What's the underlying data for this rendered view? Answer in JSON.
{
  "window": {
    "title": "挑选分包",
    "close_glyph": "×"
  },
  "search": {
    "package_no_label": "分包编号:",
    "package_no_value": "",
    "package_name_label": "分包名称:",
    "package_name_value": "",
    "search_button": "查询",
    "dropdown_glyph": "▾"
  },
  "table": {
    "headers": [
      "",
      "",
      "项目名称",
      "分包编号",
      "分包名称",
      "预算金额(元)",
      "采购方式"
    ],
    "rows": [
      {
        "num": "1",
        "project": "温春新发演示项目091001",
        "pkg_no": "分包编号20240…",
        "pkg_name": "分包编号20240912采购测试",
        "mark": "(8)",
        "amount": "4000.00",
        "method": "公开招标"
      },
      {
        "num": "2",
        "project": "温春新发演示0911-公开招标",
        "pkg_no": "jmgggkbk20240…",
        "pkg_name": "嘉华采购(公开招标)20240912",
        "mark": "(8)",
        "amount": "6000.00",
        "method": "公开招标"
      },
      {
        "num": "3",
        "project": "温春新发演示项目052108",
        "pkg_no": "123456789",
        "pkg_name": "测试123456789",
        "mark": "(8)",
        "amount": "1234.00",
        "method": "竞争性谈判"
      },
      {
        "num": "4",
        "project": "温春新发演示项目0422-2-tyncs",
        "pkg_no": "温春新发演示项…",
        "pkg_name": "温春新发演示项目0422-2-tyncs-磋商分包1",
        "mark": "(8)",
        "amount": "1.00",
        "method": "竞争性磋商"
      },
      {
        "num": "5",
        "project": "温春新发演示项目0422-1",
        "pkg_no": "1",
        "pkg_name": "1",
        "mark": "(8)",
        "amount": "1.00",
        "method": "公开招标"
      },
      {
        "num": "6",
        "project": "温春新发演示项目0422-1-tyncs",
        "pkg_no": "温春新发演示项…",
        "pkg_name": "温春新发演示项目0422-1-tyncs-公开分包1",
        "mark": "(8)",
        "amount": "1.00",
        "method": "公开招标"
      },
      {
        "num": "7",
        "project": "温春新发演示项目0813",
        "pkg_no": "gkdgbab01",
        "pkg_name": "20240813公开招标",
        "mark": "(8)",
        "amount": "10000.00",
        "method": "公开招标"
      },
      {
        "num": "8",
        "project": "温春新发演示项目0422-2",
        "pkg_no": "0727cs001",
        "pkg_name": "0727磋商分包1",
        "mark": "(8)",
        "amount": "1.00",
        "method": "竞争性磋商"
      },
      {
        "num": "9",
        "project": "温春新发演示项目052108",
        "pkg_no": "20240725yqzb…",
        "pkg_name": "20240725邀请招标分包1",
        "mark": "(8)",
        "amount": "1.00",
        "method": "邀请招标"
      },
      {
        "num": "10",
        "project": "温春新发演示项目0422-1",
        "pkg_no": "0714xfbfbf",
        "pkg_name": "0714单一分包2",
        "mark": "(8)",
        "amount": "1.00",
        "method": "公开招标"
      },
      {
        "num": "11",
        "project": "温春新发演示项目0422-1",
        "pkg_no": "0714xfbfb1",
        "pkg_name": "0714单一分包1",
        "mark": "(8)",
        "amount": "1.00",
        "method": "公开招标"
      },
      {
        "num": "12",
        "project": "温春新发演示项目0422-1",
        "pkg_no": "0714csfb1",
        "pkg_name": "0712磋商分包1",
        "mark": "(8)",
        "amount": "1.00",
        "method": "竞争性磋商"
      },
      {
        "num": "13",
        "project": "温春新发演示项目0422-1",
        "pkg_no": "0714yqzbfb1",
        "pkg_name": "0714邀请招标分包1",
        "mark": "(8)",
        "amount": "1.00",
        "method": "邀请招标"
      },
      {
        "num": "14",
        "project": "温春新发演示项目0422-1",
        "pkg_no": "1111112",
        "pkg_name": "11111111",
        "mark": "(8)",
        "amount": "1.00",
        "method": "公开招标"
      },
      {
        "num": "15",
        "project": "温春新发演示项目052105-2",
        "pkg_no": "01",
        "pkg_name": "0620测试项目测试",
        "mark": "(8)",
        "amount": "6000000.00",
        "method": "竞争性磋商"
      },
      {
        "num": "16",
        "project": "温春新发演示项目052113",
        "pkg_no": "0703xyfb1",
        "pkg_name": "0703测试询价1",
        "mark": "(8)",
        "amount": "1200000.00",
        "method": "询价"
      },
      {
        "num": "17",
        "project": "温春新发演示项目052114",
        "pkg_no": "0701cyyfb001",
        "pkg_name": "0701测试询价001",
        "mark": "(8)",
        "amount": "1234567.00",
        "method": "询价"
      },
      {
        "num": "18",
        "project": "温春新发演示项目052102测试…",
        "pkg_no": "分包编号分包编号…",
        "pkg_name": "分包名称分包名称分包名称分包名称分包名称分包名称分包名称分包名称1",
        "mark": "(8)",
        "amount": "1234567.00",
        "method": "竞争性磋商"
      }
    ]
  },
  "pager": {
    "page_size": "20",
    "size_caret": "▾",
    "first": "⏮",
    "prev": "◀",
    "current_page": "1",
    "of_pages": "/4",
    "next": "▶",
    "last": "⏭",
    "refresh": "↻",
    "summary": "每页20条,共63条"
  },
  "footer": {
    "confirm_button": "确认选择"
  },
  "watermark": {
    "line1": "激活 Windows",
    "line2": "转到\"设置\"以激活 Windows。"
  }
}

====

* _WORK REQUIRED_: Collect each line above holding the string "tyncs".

* _RESULT_:
        "project": "温春新发演示项目0422-2-tyncs",
        "pkg_name": "温春新发演示项目0422-2-tyncs-磋商分包1",
        "project": "温春新发演示项目0422-1-tyncs",
        "pkg_name": "温春新发演示项目0422-1-tyncs-公开分包1",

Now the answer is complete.